Dentist1Gum inflammation and periodontitis are chronic conditions that are normally not preceded by pain or any other considerable symptom. The bacteria most commonly associated with gum inflammation and periodontitis are predominantly gram-negative anaerobic bacteria that constantly form “plaque” on the teeth and gums. These bacteria damage the soft tissue and the bone that supports the teeth.

If dental plaque is not removed by the patient or the periodontist in a timely manner it builds up and leads to severe gum inflammation and bone loss (periodontitis). The anaerobic bacteria that makes up dental plaque is often resistant to antibiotics and mechanical plaque control is the only existing way to remove it completely. As the plaque continues to accumulate and mineralise, it eventually transforms into tartar that has to be periodically removed by a dental practitioner, usually every 3 to 4 months, twice a year or annually, depending on the patient’s condition. Tartar retains more plaque that attaches to the teeth enamel, as well as below the gum line.

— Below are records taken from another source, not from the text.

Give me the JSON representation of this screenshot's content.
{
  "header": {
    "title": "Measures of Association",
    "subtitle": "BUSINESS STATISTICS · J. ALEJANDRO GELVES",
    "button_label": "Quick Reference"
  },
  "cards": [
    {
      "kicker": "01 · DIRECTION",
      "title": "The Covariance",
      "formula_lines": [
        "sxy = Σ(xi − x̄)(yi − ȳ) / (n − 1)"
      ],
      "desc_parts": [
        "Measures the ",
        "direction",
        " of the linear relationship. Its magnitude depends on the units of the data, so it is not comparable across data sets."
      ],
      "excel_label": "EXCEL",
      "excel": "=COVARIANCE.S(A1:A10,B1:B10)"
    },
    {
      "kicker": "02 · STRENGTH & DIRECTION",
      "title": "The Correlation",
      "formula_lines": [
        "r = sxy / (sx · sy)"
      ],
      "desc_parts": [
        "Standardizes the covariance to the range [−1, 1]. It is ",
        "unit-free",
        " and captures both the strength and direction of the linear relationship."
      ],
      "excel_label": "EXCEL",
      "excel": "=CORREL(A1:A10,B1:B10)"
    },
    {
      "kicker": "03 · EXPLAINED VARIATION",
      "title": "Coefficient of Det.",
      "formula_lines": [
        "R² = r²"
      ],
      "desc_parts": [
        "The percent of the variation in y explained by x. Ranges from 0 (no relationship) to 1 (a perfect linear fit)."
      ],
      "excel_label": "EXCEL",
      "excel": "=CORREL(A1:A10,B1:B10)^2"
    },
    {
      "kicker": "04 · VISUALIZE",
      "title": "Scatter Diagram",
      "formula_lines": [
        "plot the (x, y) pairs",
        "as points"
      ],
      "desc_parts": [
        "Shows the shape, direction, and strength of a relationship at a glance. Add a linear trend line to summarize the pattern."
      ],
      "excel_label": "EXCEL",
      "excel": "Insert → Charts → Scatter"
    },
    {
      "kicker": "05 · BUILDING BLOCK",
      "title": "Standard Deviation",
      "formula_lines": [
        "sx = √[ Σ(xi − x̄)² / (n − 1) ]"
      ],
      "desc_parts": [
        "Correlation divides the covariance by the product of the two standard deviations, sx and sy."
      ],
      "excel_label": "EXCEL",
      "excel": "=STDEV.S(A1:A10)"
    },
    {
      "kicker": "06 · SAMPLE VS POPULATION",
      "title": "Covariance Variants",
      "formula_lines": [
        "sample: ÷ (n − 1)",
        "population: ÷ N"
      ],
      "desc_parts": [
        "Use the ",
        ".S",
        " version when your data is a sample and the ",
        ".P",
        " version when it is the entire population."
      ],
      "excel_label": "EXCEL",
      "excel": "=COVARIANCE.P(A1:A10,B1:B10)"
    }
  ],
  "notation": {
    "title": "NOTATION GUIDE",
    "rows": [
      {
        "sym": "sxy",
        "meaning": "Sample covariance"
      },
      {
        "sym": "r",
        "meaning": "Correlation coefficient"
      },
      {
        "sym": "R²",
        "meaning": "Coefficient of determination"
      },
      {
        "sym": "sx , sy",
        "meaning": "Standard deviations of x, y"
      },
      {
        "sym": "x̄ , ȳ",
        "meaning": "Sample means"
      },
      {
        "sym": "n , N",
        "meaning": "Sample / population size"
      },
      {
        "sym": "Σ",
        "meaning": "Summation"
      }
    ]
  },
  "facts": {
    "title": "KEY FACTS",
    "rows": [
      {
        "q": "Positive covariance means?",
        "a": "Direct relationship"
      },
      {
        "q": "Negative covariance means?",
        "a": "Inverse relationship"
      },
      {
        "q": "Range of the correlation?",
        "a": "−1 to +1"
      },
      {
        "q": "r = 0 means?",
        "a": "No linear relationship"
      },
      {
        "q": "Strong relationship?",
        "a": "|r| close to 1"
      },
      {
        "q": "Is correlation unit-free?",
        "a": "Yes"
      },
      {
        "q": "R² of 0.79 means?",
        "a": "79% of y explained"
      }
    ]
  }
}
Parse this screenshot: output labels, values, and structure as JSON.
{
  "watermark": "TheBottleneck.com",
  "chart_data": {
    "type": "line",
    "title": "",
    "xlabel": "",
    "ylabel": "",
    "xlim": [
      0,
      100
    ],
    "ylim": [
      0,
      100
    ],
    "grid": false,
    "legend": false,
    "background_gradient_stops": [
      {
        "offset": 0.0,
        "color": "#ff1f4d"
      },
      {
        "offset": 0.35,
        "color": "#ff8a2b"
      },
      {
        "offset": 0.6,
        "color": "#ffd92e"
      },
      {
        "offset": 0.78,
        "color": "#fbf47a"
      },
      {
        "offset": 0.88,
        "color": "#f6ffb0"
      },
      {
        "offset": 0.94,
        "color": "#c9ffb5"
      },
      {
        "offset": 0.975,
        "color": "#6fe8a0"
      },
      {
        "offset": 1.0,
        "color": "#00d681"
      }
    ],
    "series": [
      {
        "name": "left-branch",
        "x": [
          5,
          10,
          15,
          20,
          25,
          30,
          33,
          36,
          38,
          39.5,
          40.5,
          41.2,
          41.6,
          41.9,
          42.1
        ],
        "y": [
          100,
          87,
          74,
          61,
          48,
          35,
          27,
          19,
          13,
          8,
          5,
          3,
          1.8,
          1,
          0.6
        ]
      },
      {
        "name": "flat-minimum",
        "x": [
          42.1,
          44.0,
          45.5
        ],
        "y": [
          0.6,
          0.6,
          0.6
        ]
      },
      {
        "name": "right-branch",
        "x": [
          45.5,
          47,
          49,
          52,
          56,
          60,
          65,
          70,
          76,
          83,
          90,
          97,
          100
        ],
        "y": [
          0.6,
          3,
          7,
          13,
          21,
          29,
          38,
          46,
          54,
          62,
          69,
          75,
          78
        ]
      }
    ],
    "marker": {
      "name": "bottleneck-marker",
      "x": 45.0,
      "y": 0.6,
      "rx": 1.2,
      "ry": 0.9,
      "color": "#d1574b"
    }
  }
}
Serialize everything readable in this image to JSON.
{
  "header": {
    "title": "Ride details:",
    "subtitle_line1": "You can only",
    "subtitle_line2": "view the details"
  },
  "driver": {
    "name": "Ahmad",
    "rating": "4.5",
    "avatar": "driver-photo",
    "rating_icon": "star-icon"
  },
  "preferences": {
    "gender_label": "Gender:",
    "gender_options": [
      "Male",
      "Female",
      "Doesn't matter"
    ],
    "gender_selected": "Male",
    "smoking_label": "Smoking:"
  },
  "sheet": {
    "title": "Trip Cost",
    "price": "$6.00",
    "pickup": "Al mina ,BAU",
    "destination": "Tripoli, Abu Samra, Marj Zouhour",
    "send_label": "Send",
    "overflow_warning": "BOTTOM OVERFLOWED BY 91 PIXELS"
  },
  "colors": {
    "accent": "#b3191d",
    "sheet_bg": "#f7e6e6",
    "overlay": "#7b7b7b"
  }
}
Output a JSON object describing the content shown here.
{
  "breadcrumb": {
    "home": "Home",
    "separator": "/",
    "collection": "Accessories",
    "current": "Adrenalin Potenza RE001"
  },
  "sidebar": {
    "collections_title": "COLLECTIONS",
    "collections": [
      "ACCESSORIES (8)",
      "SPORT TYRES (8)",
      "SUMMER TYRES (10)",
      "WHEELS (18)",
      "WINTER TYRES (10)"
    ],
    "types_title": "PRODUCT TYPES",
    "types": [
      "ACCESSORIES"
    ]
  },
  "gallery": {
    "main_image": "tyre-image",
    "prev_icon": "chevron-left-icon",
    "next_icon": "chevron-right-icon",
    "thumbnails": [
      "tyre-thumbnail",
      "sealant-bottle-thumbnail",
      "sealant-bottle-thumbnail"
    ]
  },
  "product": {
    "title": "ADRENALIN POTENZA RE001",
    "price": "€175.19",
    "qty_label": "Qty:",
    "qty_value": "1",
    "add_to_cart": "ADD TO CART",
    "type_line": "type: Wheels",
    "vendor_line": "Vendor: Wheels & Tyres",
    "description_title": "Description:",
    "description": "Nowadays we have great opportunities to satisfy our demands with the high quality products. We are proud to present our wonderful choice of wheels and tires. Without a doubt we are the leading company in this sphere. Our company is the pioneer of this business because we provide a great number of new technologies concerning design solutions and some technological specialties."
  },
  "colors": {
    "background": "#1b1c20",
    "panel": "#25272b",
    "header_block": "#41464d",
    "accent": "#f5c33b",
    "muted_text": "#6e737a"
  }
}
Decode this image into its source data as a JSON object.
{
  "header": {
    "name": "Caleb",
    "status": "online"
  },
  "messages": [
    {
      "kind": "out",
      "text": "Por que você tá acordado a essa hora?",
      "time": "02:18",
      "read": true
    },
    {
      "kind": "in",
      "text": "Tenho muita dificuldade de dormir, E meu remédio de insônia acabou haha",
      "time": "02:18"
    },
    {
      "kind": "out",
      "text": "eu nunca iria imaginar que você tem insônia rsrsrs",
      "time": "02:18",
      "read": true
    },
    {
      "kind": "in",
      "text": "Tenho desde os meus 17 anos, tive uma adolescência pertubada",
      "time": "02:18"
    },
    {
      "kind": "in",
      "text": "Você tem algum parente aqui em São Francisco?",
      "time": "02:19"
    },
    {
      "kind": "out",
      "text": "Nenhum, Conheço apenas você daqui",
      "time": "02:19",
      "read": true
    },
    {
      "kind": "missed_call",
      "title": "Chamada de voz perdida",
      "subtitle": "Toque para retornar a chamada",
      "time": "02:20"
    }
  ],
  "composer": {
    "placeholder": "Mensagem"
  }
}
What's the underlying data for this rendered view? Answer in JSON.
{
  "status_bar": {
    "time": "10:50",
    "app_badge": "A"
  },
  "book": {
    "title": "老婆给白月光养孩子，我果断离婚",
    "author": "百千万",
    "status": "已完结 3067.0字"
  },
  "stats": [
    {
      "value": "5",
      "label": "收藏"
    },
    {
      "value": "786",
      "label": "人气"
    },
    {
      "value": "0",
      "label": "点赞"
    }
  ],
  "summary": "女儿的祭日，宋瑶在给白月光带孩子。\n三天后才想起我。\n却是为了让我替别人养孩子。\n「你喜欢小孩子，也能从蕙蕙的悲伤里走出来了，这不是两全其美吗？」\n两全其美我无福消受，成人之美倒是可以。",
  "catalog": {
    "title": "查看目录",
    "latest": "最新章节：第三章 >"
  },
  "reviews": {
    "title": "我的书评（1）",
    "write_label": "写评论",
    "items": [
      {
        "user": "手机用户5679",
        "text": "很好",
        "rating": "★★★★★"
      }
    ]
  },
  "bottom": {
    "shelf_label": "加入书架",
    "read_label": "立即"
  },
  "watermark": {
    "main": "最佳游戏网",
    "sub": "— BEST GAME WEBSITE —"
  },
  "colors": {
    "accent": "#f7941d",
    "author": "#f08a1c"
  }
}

A major symptom of gums inflammation is bleeding, especially the gingival bleeding noticed by the dentists upon gentle gum probing (a procedure performed with a special instrument, called periodontal probe). The presence of bleeding indicates a problem that requires professional treatment. Several clinical and laboratory tests are performed to diagnose the affected site, as well as the efficacy of your personal dental hygiene. The treatment of periodontitis requires the full engagement of the patient and is done in three stages.

1. Phase I (Initial, i.e. cause-related therapy) includes:

The number of visits and the intervals between them are defined individually, based on the severity and speed of development of the underlying conditions and the level of cooperation by the patient. Following a post-therapy re-evaluation and provided that there is considerable improvement of the condition, it is safe to continue the treatment with Phase Three (the so called Restorative Therapy). If gums inflammation persists despite your improved oral hygiene, the treatment must continue to Phase II (Surgical Therapy).

2. Phase II aims at:

You should be aware that active periodontal treatment, similar to all surgical procedures, may lead to:

3. Phase III (Maintenance Phase).

Preservation of the periodontal health of the treated patient is as important as the elimination of periodontal disease. In the maintenance phase, patients are placed on a schedule of periodic recall visits for maintenance care to prevent recurrence of the disease. The intervals between recall appointments are varied according to the patient condition. The long-term success of periodontal treatment depends on the patient’s effort to maintain the results achieved in the other phases of the periodontal treatment plan. Negligence to follow all recommended practices and recall visits may result in deterioration of the conditions and further complications. In such cases, the responsibility lies within the patient. This mandates a lifelong relation between the patient and the treating dentist or periodontist.